In Northshield we value our homeland and many of our songs celebrate it. Present a song that sings the praises of Northshield, your local group, or some other place you consider home. If you are composing a new piece, try to incorporate figures of speech, either those featured today or others. Be prepared for gentles to join in if you present a well-loved selection!
Originator: Eithni            Patron: Shava


The Classes

 

Class Period I — 11:000 AM – 12:00 PM

Music in Medieval Manuscripts
Teacher:  Mistress Margaret Malise de Kyrkyntolaghe
A slide show featuring twelfh-century illumination and its “flowering” in Italian white-work.
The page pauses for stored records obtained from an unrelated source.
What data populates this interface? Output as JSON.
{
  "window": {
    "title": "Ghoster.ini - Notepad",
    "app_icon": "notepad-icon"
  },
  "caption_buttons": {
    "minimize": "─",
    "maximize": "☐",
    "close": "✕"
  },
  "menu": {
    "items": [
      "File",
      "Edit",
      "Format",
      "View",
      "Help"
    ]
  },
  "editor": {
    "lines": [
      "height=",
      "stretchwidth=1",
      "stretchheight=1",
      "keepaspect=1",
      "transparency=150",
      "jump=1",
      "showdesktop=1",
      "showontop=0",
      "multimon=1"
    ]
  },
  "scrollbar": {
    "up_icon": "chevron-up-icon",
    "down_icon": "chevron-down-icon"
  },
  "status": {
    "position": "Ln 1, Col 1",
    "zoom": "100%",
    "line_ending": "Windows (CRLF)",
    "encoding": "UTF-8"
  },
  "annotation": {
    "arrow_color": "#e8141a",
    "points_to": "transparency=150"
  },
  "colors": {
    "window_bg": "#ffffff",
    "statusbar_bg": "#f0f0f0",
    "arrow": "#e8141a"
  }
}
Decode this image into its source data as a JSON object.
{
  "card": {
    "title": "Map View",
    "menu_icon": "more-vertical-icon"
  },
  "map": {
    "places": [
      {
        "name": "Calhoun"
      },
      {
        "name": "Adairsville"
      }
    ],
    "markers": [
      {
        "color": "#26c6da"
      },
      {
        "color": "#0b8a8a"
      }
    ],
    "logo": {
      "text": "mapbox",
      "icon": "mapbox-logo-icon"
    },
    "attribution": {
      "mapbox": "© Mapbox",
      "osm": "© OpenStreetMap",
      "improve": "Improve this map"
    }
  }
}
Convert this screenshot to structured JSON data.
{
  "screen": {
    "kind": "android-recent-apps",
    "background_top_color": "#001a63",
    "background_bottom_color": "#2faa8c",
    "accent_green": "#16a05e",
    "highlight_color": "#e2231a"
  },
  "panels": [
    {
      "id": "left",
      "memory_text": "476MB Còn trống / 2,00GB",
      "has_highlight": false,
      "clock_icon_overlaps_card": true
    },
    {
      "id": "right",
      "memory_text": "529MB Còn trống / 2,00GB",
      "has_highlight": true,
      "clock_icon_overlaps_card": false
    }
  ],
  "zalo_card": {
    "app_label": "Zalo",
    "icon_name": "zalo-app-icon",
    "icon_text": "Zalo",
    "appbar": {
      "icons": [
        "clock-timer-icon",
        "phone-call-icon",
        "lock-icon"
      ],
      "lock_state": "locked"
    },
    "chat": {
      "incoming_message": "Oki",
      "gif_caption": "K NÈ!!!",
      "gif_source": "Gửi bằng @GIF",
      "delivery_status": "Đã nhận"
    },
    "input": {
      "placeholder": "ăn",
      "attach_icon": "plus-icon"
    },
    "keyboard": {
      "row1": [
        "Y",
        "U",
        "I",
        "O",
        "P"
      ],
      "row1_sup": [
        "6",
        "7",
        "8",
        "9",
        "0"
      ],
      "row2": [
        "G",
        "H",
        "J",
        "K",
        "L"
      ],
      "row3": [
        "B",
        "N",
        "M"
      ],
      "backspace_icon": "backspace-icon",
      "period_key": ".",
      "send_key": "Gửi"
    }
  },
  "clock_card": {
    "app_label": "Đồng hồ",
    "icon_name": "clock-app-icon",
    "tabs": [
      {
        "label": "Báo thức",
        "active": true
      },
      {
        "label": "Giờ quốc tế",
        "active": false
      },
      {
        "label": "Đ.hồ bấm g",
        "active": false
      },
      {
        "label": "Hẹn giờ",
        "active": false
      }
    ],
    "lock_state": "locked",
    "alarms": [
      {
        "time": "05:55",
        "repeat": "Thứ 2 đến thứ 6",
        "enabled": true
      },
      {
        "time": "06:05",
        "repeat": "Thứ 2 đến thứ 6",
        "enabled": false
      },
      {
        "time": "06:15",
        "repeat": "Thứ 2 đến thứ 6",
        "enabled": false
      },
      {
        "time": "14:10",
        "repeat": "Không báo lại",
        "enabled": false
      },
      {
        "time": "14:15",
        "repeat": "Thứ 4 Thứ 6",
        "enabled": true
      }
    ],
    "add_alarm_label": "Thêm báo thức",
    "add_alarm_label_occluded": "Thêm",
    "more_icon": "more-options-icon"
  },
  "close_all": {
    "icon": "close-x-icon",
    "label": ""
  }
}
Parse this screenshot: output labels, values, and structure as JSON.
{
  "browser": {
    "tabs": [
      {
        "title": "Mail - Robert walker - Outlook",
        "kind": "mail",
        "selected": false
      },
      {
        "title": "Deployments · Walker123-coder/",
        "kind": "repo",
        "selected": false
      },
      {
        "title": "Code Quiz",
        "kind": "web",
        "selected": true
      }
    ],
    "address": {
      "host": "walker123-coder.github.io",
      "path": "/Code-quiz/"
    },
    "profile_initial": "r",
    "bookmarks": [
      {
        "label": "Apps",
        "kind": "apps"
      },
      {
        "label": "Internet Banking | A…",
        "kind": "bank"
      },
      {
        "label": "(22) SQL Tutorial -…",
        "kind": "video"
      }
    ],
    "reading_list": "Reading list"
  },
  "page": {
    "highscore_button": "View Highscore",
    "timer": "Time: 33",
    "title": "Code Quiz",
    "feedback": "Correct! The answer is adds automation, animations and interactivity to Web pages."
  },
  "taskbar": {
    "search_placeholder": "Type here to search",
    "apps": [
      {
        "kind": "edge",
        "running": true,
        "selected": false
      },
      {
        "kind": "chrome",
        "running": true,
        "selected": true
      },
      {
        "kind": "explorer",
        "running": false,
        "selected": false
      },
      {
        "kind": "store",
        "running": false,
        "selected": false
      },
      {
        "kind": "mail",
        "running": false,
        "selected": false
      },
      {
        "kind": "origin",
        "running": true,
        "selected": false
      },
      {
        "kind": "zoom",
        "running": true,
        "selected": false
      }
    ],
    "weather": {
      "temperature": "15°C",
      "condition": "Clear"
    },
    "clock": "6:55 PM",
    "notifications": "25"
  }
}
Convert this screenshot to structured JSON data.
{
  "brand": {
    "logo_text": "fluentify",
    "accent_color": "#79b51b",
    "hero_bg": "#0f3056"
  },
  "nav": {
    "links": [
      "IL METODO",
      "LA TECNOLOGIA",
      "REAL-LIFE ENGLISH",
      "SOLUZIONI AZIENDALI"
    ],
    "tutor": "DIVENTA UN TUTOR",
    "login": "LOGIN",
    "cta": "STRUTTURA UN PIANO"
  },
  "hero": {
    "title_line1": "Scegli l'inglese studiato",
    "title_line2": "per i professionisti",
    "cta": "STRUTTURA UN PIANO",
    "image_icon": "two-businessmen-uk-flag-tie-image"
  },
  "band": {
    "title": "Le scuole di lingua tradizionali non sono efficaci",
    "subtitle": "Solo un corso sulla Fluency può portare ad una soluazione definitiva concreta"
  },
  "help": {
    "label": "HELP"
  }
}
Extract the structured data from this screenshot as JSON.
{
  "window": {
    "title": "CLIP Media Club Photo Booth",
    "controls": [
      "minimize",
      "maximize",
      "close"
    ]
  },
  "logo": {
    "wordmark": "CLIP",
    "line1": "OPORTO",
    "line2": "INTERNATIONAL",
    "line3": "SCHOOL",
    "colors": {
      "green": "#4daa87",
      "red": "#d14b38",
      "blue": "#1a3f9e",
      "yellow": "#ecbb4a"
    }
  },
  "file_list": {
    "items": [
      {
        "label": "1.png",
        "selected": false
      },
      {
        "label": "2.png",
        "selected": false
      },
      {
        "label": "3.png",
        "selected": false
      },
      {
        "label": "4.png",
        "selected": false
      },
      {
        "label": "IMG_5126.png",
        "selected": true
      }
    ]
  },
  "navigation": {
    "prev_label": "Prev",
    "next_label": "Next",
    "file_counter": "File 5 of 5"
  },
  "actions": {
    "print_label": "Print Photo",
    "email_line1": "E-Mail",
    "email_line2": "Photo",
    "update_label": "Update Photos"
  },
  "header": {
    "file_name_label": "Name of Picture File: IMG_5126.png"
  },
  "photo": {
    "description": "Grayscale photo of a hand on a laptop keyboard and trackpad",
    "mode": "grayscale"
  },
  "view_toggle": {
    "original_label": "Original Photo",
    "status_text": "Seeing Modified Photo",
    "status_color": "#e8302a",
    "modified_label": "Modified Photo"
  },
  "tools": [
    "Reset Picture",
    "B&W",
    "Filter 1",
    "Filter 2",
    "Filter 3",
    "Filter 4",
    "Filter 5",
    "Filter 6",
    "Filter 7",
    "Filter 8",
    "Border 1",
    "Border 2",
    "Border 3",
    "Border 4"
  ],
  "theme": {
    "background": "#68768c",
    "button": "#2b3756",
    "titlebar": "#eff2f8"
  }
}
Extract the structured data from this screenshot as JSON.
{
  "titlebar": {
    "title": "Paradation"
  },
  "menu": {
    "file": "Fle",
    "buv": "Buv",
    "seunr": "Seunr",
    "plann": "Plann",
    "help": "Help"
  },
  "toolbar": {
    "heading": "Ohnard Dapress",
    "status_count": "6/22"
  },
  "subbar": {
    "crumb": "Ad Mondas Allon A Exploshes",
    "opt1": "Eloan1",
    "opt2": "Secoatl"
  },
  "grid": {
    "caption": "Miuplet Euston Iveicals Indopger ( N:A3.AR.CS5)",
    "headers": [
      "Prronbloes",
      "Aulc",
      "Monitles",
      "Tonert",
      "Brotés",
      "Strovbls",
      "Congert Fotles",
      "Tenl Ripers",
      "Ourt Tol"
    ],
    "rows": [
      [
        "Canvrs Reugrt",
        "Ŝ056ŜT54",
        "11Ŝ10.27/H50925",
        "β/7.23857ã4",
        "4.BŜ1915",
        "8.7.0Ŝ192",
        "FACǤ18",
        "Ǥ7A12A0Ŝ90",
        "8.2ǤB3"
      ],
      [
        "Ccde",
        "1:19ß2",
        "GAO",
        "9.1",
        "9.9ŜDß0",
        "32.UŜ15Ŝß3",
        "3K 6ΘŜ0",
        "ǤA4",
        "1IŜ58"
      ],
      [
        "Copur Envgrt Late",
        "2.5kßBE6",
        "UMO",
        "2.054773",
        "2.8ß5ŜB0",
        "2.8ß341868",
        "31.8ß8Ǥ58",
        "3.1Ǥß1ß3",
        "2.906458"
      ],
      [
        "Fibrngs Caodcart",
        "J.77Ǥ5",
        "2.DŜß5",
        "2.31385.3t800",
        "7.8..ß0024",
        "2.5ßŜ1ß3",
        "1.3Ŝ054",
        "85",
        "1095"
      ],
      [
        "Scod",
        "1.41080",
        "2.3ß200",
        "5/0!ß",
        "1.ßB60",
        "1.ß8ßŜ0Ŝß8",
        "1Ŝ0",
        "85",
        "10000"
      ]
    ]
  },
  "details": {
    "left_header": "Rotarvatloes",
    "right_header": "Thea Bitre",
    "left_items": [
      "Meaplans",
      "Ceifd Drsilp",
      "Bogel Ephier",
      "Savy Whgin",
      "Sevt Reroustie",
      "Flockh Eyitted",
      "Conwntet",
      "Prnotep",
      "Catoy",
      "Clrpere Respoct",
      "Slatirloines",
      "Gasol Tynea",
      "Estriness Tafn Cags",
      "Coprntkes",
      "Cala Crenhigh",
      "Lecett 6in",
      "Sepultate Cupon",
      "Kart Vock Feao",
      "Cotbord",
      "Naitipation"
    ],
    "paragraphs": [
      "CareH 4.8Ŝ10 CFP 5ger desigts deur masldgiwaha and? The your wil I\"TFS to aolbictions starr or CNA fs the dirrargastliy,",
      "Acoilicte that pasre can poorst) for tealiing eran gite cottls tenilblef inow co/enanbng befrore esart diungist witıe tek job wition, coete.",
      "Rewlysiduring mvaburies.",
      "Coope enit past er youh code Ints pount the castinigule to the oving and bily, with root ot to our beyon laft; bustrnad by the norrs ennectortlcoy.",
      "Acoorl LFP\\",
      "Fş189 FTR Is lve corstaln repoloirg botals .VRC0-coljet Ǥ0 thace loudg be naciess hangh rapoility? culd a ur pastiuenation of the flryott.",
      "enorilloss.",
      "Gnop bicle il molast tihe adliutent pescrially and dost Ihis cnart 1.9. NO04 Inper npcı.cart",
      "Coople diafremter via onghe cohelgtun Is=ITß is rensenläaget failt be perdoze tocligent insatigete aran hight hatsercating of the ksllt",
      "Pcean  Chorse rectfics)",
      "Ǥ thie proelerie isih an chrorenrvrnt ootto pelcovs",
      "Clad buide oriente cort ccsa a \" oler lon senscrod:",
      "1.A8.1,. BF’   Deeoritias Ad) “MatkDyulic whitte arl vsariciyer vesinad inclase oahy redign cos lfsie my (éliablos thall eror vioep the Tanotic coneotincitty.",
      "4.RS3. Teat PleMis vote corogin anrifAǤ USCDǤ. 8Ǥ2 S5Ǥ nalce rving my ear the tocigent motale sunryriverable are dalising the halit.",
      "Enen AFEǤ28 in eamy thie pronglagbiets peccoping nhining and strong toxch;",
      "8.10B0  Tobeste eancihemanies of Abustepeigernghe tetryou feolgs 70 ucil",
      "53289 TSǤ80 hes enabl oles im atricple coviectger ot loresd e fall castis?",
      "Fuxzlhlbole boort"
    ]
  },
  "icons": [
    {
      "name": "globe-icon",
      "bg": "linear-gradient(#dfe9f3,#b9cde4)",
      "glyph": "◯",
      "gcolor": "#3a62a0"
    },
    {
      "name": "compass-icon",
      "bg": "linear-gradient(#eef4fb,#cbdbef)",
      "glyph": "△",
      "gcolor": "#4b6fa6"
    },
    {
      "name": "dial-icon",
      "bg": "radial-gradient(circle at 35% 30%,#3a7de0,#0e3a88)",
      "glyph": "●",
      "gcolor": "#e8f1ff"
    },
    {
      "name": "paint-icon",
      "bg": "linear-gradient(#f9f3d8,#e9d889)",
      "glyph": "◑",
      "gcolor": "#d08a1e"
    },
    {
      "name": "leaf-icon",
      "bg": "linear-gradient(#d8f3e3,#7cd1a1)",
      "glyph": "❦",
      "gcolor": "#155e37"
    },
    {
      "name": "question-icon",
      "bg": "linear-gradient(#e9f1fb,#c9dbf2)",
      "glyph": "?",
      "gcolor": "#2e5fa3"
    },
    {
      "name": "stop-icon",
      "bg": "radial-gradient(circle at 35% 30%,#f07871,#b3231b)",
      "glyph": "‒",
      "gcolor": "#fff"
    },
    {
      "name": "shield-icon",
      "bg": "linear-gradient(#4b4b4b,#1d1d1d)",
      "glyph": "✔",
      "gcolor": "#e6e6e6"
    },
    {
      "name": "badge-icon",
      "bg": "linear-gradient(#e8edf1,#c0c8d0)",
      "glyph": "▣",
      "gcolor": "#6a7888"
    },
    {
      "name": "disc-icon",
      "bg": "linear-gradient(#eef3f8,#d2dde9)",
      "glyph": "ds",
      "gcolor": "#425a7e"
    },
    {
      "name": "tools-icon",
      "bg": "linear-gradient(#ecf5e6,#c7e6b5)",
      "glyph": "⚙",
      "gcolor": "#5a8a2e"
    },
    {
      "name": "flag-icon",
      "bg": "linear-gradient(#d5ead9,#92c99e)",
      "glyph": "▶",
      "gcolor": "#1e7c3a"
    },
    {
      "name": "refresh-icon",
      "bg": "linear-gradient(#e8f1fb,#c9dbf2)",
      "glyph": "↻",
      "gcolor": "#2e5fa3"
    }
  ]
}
Fitting Your New Words to An Old Tune
Teacher:  Master Dahrien Cordell
How to get them to scan without using violence

Petrarchan Sonnets
Teacher:    Master Ingus Moen
Come learn how to construct a Petrarchan sonnet… Then you will have the opportunity to share your creation during the third Fyt!

 Class Period II — 3:00 – 4:00 PM

Music in Medieval Manuscripts
Teacher:  Mistress Margaret Malise de Kyrkyntolaghe
A “drop-in-and-work” time, with inspiration from the masters.

Reading Between the Lines
Teacher:   Jose Sao Pacian
The basics of how to read and write music.  Preserve your songs for others to read and learn, and learn to read the songs others write.  We will cover basic intervals, note lengths and modes.

 Replay, Reuse, Recycle: Contrafacta in Period
Teacher:  THL Kudrun Pilegrim
Not just another filking class. Learn how it was done in period.